Records from a data source:
= = =

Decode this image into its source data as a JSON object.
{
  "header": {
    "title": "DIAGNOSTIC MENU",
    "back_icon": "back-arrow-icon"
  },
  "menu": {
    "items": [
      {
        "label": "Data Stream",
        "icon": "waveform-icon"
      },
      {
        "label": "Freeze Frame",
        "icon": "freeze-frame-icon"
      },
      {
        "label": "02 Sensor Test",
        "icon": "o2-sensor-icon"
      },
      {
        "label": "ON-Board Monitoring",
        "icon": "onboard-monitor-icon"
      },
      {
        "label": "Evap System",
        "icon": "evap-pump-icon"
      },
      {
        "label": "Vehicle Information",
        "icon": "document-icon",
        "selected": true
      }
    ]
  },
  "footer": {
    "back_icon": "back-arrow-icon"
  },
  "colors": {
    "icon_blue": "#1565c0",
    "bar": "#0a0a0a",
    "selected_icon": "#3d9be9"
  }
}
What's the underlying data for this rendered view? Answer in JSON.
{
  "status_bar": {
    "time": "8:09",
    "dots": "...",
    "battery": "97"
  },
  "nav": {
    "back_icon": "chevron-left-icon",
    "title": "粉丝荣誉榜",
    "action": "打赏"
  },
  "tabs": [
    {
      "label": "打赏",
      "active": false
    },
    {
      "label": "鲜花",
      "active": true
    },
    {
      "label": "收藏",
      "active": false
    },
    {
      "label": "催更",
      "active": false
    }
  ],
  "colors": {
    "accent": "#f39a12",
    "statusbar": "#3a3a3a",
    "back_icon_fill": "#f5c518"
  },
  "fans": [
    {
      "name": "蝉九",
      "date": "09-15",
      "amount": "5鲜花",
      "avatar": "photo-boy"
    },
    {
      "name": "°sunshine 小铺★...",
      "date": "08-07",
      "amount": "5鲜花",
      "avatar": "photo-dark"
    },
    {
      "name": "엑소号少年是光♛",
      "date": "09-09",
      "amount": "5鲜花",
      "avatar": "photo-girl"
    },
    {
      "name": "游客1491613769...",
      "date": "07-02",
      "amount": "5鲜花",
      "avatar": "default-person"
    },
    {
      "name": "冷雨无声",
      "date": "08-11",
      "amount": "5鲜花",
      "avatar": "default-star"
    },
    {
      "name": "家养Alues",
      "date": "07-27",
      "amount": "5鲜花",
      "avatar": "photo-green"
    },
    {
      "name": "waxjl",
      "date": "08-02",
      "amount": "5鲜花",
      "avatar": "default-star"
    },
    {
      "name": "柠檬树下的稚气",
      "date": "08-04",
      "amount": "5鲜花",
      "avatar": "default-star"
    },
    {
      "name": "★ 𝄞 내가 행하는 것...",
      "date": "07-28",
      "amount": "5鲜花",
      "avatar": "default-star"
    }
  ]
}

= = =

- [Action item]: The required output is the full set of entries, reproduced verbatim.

- [Output of the exercise]:
Decode this image into its source data as a JSON object.
{
  "header": {
    "title": "DIAGNOSTIC MENU",
    "back_icon": "back-arrow-icon"
  },
  "menu": {
    "items": [
      {
        "label": "Data Stream",
        "icon": "waveform-icon"
      },
      {
        "label": "Freeze Frame",
        "icon": "freeze-frame-icon"
      },
      {
        "label": "02 Sensor Test",
        "icon": "o2-sensor-icon"
      },
      {
        "label": "ON-Board Monitoring",
        "icon": "onboard-monitor-icon"
      },
      {
        "label": "Evap System",
        "icon": "evap-pump-icon"
      },
      {
        "label": "Vehicle Information",
        "icon": "document-icon",
        "selected": true
      }
    ]
  },
  "footer": {
    "back_icon": "back-arrow-icon"
  },
  "colors": {
    "icon_blue": "#1565c0",
    "bar": "#0a0a0a",
    "selected_icon": "#3d9be9"
  }
}
What's the underlying data for this rendered view? Answer in JSON.
{
  "status_bar": {
    "time": "8:09",
    "dots": "...",
    "battery": "97"
  },
  "nav": {
    "back_icon": "chevron-left-icon",
    "title": "粉丝荣誉榜",
    "action": "打赏"
  },
  "tabs": [
    {
      "label": "打赏",
      "active": false
    },
    {
      "label": "鲜花",
      "active": true
    },
    {
      "label": "收藏",
      "active": false
    },
    {
      "label": "催更",
      "active": false
    }
  ],
  "colors": {
    "accent": "#f39a12",
    "statusbar": "#3a3a3a",
    "back_icon_fill": "#f5c518"
  },
  "fans": [
    {
      "name": "蝉九",
      "date": "09-15",
      "amount": "5鲜花",
      "avatar": "photo-boy"
    },
    {
      "name": "°sunshine 小铺★...",
      "date": "08-07",
      "amount": "5鲜花",
      "avatar": "photo-dark"
    },
    {
      "name": "엑소号少年是光♛",
      "date": "09-09",
      "amount": "5鲜花",
      "avatar": "photo-girl"
    },
    {
      "name": "游客1491613769...",
      "date": "07-02",
      "amount": "5鲜花",
      "avatar": "default-person"
    },
    {
      "name": "冷雨无声",
      "date": "08-11",
      "amount": "5鲜花",
      "avatar": "default-star"
    },
    {
      "name": "家养Alues",
      "date": "07-27",
      "amount": "5鲜花",
      "avatar": "photo-green"
    },
    {
      "name": "waxjl",
      "date": "08-02",
      "amount": "5鲜花",
      "avatar": "default-star"
    },
    {
      "name": "柠檬树下的稚气",
      "date": "08-04",
      "amount": "5鲜花",
      "avatar": "default-star"
    },
    {
      "name": "★ 𝄞 내가 행하는 것...",
      "date": "07-28",
      "amount": "5鲜花",
      "avatar": "default-star"
    }
  ]
}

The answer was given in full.